And speaking of going along for the ride, that's exactly what's happening with the popular tech stocks and active managers. From just over a year ago (May 2017), here's an article from Business Insider that describes the flows of active managers who don't want to miss out on the tech action - Tech Stocks Are Getting A Boost From An Unexpected Source. That article also lists the torrid earnings growth and earnings growth projections for the popular tech grouping. Of course, that's why the active managers love those companies and why those active managers are rewarding those companies with higher share prices - it comes back to business success. That article also describes some of the "stuff" that those active managers will undertake such as short covering that will drive those companies' share prices higher. Once again, it's the active managers driving the prices, not the IVVs of the world. And at the time of the article, the writer states that active managers had a period when they decreased their exposure to the FAANG grouping. That event would have caused the indices to respond in kind as well.
And from last summer even Goldman Sachs knows what's going on in the active mutual fund space...
"GOOGL, AAPL and FB were among the top ten largest increases in fund positions during 2Q 2017," said Goldman Sachs in a research note out Monday.
Goldman also reported that on a sector level, the active managers were greatly overweight technology. See the connection? The active managers are overweight technology, the S&P 500 index funds increase their exposure. The S&P 500 index funds will respond stock-by-stock and sector-by-sector. Keep in mind of course that effect has its limits due to the index construct rules.
Net, net, the Index funds are following, not driving, the prices higher, or driving the changes in sector allocations. And more surprisingly, the active managers have been using the technology allocations to their advantage with a greater percentage of active managers outperforming the underlying passive indices. Of course, active managers might be empowered or able to hold a greater percentage of FAANG stocks and technology stocks as a sector percentage as they might not be bound by such hard and fast allocation rules such as the index funds. Great, go for it.
Bloomberg reported that fund managers were doubling down on tech stocks. Bank of America reported fund managers had the greatest allocation to the tech sector on record, and so on, and so on. Once again, those active managers are not following the S&P 500. The S&P 500 is following the active managers.
Please keep in mind the simple facts. The markets are still priced by the active managers that includes mutual fund managers, pension fund managers, sovereign fund managers, retail stock pickers and others. When you hear about the markets or individual stocks being driven to new heights, or individual stocks with "undeserved" stock prices or valuations, you now know who to blame.
Author's note: Thanks for reading. Please always know and invest within your risk tolerance level. Always know all tax implications and consequences. If you liked this article, please hit that "Like" button. If you'd like notices of future articles, click the "Follow" button.
Disclosure: I am/we are long AAPL, NKE, BCE, TU, ENB, TRP, CVS, WBA, MSFT, MMM, CL, JNJ, QCOM, MDT, BRK.B, ABT, PEP, TXN, WMT, UTX, LOW, BNS, TD, RY, BLK. I wrote this article myself, and it expresses my own opinions.
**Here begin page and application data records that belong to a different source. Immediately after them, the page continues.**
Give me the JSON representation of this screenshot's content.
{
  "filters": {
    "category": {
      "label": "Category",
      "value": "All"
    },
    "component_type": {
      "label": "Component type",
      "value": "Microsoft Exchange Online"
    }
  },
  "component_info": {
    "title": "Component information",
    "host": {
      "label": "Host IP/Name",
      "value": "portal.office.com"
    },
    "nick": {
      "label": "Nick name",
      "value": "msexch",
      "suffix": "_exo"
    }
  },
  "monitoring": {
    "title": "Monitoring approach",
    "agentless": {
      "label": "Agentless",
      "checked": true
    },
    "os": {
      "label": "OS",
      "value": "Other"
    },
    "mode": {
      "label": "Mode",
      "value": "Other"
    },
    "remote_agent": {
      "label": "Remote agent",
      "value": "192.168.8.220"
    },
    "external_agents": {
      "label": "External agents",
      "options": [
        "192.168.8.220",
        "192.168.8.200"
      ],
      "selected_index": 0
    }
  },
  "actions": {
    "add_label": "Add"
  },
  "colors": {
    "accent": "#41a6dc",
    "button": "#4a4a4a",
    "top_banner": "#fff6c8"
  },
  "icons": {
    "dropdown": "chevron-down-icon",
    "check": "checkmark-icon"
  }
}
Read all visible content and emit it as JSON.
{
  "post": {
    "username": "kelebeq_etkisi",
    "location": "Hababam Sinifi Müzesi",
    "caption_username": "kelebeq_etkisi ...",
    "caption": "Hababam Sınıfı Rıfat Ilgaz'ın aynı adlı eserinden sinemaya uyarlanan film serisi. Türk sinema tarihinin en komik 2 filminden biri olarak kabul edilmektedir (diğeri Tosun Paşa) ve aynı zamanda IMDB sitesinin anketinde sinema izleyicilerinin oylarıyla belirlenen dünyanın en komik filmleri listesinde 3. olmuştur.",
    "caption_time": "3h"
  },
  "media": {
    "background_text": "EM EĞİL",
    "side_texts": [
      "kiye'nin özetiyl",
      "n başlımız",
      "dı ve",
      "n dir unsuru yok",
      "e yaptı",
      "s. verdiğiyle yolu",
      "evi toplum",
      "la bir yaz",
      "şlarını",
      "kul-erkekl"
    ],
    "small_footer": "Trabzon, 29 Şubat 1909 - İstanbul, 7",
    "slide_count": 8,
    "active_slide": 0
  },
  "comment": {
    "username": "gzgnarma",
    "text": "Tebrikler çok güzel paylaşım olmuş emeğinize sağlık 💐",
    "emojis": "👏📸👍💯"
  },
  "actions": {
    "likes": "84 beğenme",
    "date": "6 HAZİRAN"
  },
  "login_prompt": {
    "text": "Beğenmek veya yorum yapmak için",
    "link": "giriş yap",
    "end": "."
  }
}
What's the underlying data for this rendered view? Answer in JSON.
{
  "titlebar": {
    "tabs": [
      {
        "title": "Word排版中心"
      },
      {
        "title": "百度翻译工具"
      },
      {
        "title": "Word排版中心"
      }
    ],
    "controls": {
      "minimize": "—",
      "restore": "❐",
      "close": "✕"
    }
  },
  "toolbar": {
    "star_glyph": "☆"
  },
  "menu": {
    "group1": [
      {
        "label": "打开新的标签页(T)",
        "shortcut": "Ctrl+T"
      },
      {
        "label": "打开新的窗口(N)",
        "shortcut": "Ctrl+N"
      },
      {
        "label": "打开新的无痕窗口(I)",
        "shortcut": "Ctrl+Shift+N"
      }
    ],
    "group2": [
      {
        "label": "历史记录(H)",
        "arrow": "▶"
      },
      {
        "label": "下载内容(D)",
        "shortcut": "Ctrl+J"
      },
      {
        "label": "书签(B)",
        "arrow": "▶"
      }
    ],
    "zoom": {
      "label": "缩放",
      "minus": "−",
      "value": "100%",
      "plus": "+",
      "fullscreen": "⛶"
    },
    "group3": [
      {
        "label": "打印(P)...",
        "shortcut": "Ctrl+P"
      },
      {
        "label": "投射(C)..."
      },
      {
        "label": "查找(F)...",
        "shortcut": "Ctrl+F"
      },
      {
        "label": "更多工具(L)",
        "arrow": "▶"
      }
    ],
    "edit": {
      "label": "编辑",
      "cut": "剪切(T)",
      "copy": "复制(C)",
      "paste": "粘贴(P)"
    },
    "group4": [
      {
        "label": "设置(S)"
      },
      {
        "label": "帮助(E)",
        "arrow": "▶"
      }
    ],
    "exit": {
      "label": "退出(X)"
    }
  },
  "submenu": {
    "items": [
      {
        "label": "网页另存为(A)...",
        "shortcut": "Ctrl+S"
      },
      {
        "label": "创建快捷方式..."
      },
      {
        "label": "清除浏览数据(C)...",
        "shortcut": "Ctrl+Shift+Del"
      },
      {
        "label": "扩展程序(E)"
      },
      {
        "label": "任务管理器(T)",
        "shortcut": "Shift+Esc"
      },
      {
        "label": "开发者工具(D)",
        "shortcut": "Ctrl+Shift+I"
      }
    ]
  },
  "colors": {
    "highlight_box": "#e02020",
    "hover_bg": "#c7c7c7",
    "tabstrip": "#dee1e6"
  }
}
I am not receiving compensation for it (other than from Seeking Alpha). I have no business relationship with any company whose stock is mentioned in this article.